NEW YORK (Reuters) - Atlanta Falcons quarterback Michael Vick may never play in the National Football League again after agreeing on Monday to plead guilty in a dog-fighting case.
Vick, 27, faces up to five years jail if convicted on the initial charges related to the dog-fighting ring he was accused of operating at his Virginia property.
“Michael Vick typically does his best work when it appears he has nowhere to go,” wrote Dan Pompei in Tuesday’s Chicago Tribune.
“But the Atlanta Falcons’ embattled quarterback is not going to scramble out of this one. He can’t juke to his right to find a lane, or sprint to his left and outrun his pursuers.
“Throwing up a prayer isn’t even an option -- though saying one is.”
Beyond any jail time Vick may serve, the strong-armed, fleet-footed Atlanta Falcons quarterback is likely to face further punishment from NFL Commissioner Roger Goodell, who has cracked down on players in trouble with the law.
Vick told Goodell in a face-to-face meeting in the spring he had nothing to do with the dog-fighting allegations, which included gambling and executions of dogs that underperformed.
His decision to plead guilty came after his three co-defendants made their own plea deals with the understanding they would testify against the quarterback.
“Michael Vick destroyed dogs, according to his partners in the despicable and inhumane crime, and as partial punishment, he has destroyed his NFL career,” wrote Gary Myers of the New York Daily News.
Myers speculated that Vick could end up losing at least two to three NFL seasons with an expected league suspension following any jail time.
“Depending what the NFL uncovers in the illegal gambling aspect of the case, Goodell has the power to suspend him for life,” Myers wrote about the six-year veteran and three-times Pro-Bowl selection.
“Three years away from the game should just about rob Vick of his greatest gifts -- his incredible athleticism and electrifying speed.
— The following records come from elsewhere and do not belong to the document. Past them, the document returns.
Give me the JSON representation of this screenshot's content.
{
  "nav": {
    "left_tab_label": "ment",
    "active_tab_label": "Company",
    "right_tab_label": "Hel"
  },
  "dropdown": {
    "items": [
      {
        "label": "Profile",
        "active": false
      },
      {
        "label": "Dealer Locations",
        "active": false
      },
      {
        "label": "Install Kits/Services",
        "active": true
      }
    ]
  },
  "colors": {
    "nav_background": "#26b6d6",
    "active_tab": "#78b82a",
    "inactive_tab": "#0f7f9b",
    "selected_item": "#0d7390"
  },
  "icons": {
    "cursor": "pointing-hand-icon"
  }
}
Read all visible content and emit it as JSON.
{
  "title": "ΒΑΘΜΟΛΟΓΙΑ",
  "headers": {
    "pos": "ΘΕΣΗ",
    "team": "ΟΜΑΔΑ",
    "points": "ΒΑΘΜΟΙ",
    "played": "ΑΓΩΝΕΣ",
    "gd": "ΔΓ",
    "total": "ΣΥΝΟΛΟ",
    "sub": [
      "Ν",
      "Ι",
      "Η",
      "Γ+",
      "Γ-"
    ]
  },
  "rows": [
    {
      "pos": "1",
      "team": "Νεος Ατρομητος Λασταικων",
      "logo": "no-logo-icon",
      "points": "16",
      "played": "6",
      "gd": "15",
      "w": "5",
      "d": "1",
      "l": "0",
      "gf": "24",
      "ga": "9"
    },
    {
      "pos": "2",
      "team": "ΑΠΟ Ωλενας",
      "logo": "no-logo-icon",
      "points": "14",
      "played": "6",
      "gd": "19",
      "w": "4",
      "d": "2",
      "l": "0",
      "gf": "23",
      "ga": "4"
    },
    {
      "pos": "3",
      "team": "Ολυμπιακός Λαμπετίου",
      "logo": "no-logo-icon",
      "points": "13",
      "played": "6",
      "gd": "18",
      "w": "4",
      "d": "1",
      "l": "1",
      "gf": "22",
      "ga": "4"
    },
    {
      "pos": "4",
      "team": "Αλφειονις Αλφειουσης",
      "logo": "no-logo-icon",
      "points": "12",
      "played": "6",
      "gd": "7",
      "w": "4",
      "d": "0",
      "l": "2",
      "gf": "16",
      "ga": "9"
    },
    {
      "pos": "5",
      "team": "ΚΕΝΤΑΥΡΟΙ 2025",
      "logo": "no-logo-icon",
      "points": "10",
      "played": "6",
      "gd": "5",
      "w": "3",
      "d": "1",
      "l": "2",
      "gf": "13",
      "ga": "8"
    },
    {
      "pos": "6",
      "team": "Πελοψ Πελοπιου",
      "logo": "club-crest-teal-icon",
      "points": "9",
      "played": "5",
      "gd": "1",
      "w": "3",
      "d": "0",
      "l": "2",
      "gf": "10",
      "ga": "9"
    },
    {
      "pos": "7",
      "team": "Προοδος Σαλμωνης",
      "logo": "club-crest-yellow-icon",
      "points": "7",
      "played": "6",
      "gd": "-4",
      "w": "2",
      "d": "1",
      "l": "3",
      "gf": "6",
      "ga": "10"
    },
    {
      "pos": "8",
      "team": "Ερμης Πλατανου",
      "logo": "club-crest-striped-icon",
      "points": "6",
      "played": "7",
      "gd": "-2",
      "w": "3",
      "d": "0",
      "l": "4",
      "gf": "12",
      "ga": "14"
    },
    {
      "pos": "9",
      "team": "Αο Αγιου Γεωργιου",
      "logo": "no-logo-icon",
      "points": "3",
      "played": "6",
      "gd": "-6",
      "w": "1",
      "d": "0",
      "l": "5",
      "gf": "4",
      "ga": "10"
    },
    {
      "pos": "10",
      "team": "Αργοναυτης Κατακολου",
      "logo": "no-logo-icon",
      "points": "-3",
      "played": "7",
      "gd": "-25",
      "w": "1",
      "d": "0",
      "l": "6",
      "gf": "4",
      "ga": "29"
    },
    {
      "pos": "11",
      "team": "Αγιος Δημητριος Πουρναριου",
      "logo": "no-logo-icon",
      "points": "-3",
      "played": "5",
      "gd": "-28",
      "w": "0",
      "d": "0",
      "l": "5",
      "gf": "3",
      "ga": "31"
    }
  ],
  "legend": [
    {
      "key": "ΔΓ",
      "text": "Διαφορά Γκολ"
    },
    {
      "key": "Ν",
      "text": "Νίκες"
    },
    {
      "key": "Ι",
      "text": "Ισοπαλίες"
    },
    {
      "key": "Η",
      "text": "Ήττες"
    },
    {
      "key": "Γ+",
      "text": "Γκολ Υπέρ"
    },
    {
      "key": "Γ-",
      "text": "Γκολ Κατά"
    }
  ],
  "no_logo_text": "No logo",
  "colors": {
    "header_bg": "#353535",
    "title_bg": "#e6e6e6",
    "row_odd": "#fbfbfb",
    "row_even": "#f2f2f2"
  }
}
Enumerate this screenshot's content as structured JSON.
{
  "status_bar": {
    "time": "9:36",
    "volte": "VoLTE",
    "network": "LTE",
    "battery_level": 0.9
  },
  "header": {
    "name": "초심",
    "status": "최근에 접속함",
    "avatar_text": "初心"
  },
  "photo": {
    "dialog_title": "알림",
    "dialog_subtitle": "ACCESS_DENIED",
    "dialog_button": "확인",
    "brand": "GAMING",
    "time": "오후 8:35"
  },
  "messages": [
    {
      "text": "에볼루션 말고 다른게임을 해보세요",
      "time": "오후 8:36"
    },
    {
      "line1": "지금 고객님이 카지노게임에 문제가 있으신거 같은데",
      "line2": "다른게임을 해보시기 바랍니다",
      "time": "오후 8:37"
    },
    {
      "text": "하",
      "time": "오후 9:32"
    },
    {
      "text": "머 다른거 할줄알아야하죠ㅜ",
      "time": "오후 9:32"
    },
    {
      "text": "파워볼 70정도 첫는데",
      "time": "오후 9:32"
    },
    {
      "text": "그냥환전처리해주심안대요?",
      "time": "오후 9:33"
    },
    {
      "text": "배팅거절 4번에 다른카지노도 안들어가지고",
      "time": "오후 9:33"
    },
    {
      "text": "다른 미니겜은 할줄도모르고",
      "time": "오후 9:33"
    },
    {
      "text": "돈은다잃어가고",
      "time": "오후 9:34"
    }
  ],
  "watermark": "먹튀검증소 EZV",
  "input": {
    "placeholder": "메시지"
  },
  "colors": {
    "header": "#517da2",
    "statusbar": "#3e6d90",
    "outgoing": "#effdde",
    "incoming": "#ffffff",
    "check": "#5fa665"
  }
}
Working out in the prison courtyard is not quite the same as training camp.”
Many columnists wrote that if Vick should try a comeback after seasons away from the gridiron, teams would shy away from a player who could be a public-relations nightmare.
“For one of the league’s most celebrated and marketable players, it’s a staggering plunge from NFL penthouse to possible federal penitentiary,” said USA Today’s Jon Saraceno.
Vick signed a 10-year, $130 million contract with the Falcons in 2004. He has had his ups and downs on the field, making dazzling touchdown runs with his breakaway speed while at times misfiring for costly interceptions.
Our Standards: The Thomson Reuters Trust Principles.